One of the exceptions is a search “incident to an arrest.” Since 1973, the United States Supreme Court ruled that the police, upon a lawful arrest, are authorized to search a person, including their clothes, any containers (purses, backpacks, briefcases, etc.) at the same time as the arrest. Sounds logical. The rationale is that the police should be authorized to search you to make sure you don’t have a weapon or contraband before they take you into a jail facility. Makes sense, right? Sure.
One of the basic requirements used to be that the search had to be done “contemporaneous with” the arrest – that is, at the same time as the arrest. In the recent case of People v. Diaz, the police stopped Diaz for his involvement in a drug deal and arrested him. A detective then looked through Diaz’s cell phone and found a text message that the detective took to be a message regarding a drug transaction. When confronted with this evidence, Diaz confessed to dealing in drugs.
The issue became – was this search of Diaz’s phone done 90 minutes after his arrest while safely back in the police station “incident to arrest”?
In a rather convoluted leap of logic, the California Supreme Court decided that the phone was “immediately associated” with Diaz and therefore subject to being searched under the “incident to arrest” exception.
What about the idea behind those kind of searches that was to look for weapons or contraband being brought into the jail? I assume the police weren’t going to let Diaz have his cell phone with him while in the cell, so what danger did his cell phone pose? Diaz certainly had an expectation of privacy in the contents of his cell phone, didn’t he? Why didn’t the police need to get a warrant?
The Court wasn’t unanimous on this one. In a vigorous dissent, two Justices denounced the ruling as going too far and unreasonably invading a person’s privacy rights.
Would it really be too much to ask that the police justify the search of the phone? It wasn’t going anywhere, so there was no need to rush in and search. Couldn’t they have applied for a search warrant?

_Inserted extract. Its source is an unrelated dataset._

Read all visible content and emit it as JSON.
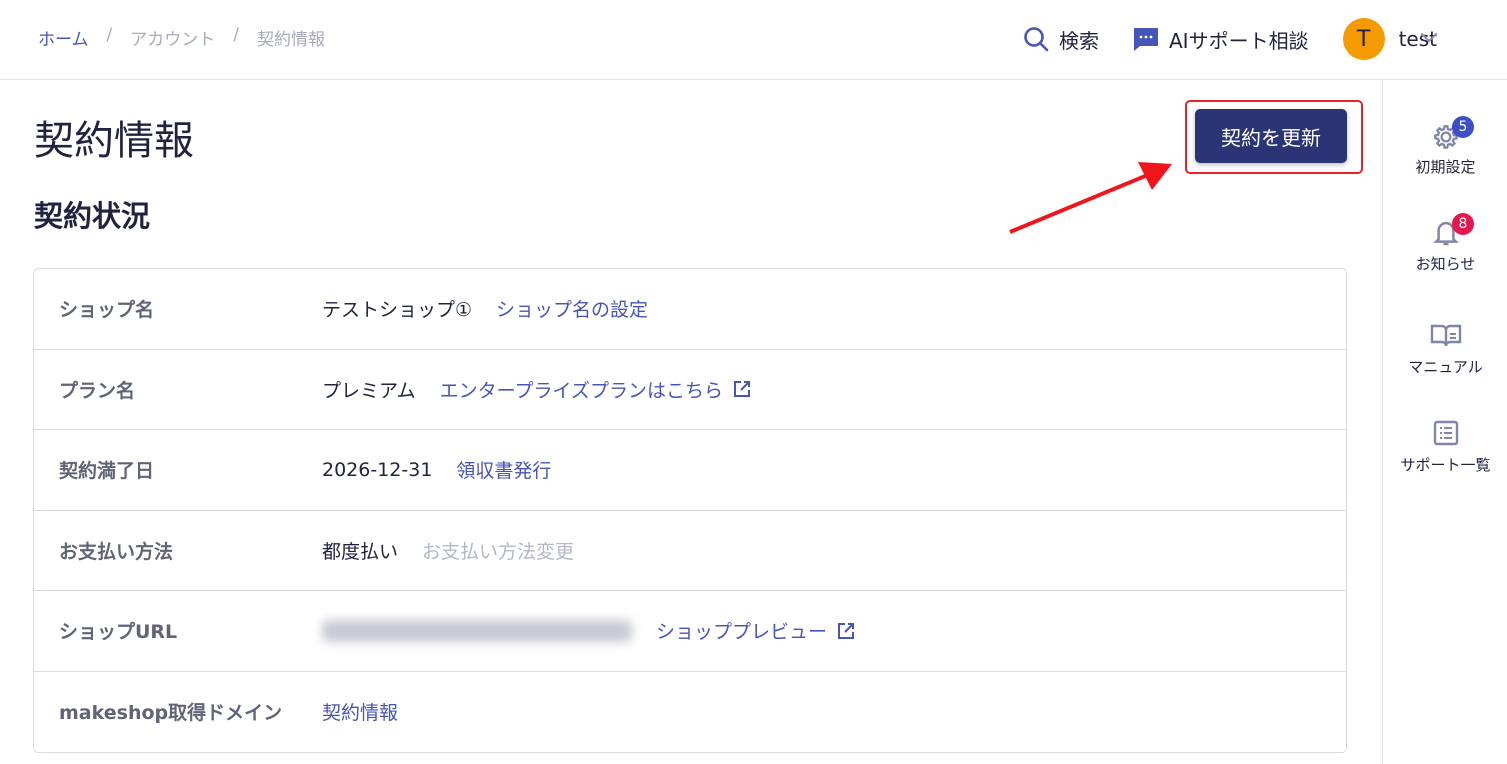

Sometimes, judicial logic and the expansion of exceptions to the Constitution leave me scratching my head, but the ruling also sends an important message: If you have a smartphone (iPhone, Android, Blackberry, Palm, Windows, etc.), learn how to use any locking features it has. Password protect it. Yep, there’s an app for that.
While you’re at it, password protect your laptop, pocket organizer and anything else that may have data on it that you don’t want anyone to see. Apparently, if you’ve got it near you, it’s fair game if you’re arrested.
And when asked for the password, keep your Fifth Amendment right to silence in mind. If you give the password, you’re admitting you have access to whatever is on there, so even admitting the item is yours or knowing the password could be against your best interest.
And with every search issue, it’s up to the prosecution to justify the police’s actions. Let me know if you want to discuss your case and the search issues involved.